By Bill McNee, forest health specialist, Oshkosh, Bill.Mcnee@wisconsin.gov, 920-360-0942

Increasing reports of gypsy moth, forest tent caterpillar and other defoliators this summer may indicate rising populations and increased defoliation over the next few years. A recently revised guide to aerial sprays for landowners is now available.Cover page of the updated aerial spray guide. Continue reading “Revised aerial spray guide now available”

Interactive HRD stump treatment guidelines available online
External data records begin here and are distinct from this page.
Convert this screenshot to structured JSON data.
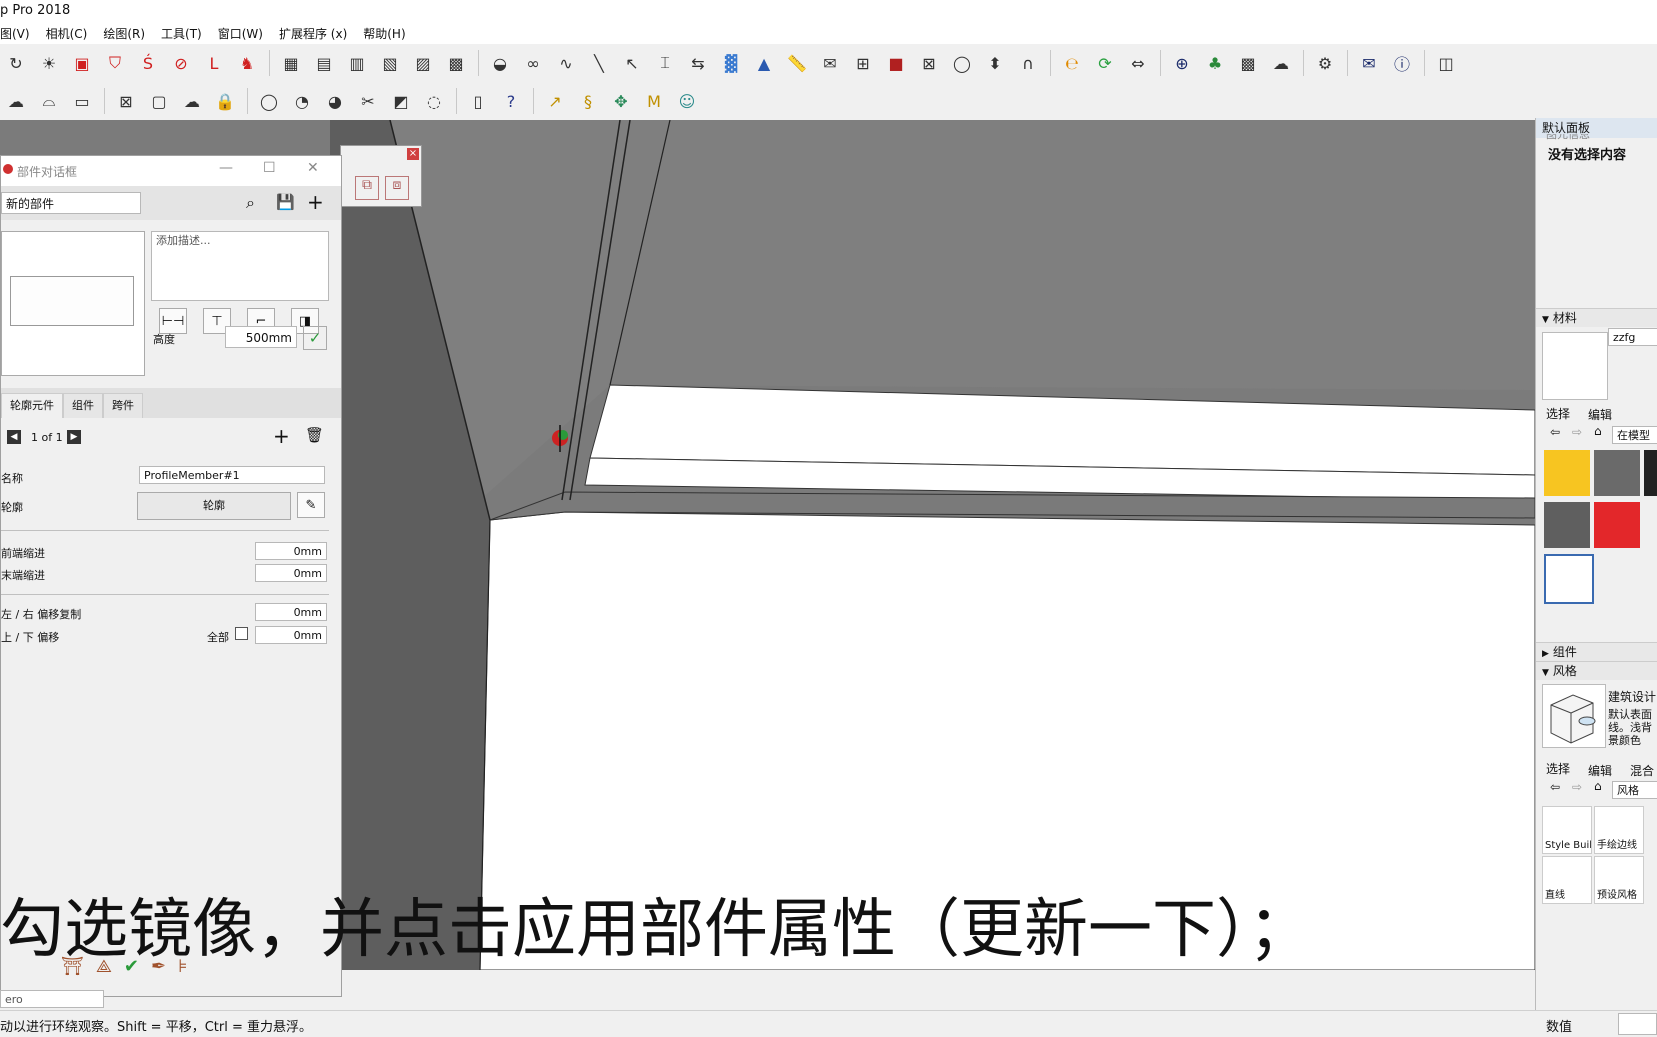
{
  "window": {
    "title": "p Pro 2018"
  },
  "menu": [
    "图(V)",
    "相机(C)",
    "绘图(R)",
    "工具(T)",
    "窗口(W)",
    "扩展程序 (x)",
    "帮助(H)"
  ],
  "toolbar1_icons": [
    "orbit-icon",
    "light-icon",
    "rbc-icon",
    "shield-icon",
    "s-icon",
    "no-icon",
    "l-icon",
    "elephant-icon",
    "boxes-icon",
    "box1-icon",
    "box2-icon",
    "box3-icon",
    "box4-icon",
    "box5-icon",
    "shell-icon",
    "loop-icon",
    "curve-icon",
    "line-icon",
    "cursor-icon",
    "dimension-icon",
    "arrow-icon",
    "gradient-icon",
    "s4u-icon",
    "ruler-icon",
    "envelope-icon",
    "grid-icon",
    "cube-icon",
    "window-icon",
    "sphere-icon",
    "push-icon",
    "wave-icon",
    "e-icon",
    "refresh-icon",
    "move-icon",
    "plus-icon",
    "tree-icon",
    "checker-icon",
    "cloud-icon",
    "gear-icon",
    "mail-icon",
    "info-icon",
    "box-icon"
  ],
  "toolbar2_icons": [
    "cloud-icon",
    "hat-icon",
    "frame-icon",
    "window-icon",
    "photo-icon",
    "cloud2-icon",
    "lock-icon",
    "sphere-icon",
    "add-sphere-icon",
    "del-sphere-icon",
    "cut-icon",
    "layer-icon",
    "fog-icon",
    "pillar-icon",
    "help-icon",
    "pick-icon",
    "s-curve-icon",
    "move-arrows-icon",
    "m-icon",
    "person-icon"
  ],
  "dialog": {
    "title": "部件对话框",
    "name_value": "新的部件",
    "description_placeholder": "添加描述...",
    "height_label": "高度",
    "height_value": "500mm",
    "tabs": [
      "轮廓元件",
      "组件",
      "跨件"
    ],
    "pager": "1 of 1",
    "name_label": "名称",
    "name_field": "ProfileMember#1",
    "profile_label": "轮廓",
    "profile_button": "轮廓",
    "start_offset_label": "前端缩进",
    "start_offset_value": "0mm",
    "end_offset_label": "末端缩进",
    "end_offset_value": "0mm",
    "lr_label": "左 / 右 偏移复制",
    "lr_value": "0mm",
    "ud_label": "上 / 下 偏移",
    "all_label": "全部",
    "ud_value": "0mm"
  },
  "tray": {
    "title": "默认面板",
    "partial_header": "图元信息",
    "no_selection": "没有选择内容",
    "materials_header": "材料",
    "material_name": "zzfg",
    "select_tab": "选择",
    "edit_tab": "编辑",
    "mix_tab": "混合",
    "in_model": "在模型",
    "components_header": "组件",
    "styles_header": "风格",
    "style_name": "建筑设计",
    "style_desc": "默认表面线。浅背景颜色",
    "style_dropdown": "风格",
    "style_thumbs": [
      "Style Buil",
      "手绘边线",
      "直线",
      "预设风格"
    ],
    "swatch_colors": [
      "#f7c521",
      "#6a6a6a",
      "#222222",
      "#5f5f5f",
      "#e3272a",
      "#ffffff"
    ]
  },
  "subtitle": "勾选镜像，并点击应用部件属性（更新一下）；",
  "status": {
    "hint": "动以进行环绕观察。Shift = 平移，Ctrl = 重力悬浮。",
    "value_label": "数值",
    "left_field": "ero"
  }
}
The HRD stump treatment guidelines are now available in an interactive format to make it easier to obtain stand-specific recommendations. You can find the link called “Interactive guidelines” on the right side bar under “Additional Resources” at the DNR HRD webpage. The user will be asked a series of questions and then a stand-specific recommendation will be provided at the end. The interactive guidelines incorporate Exceptions and Modifications described in the guidelines. Check it out!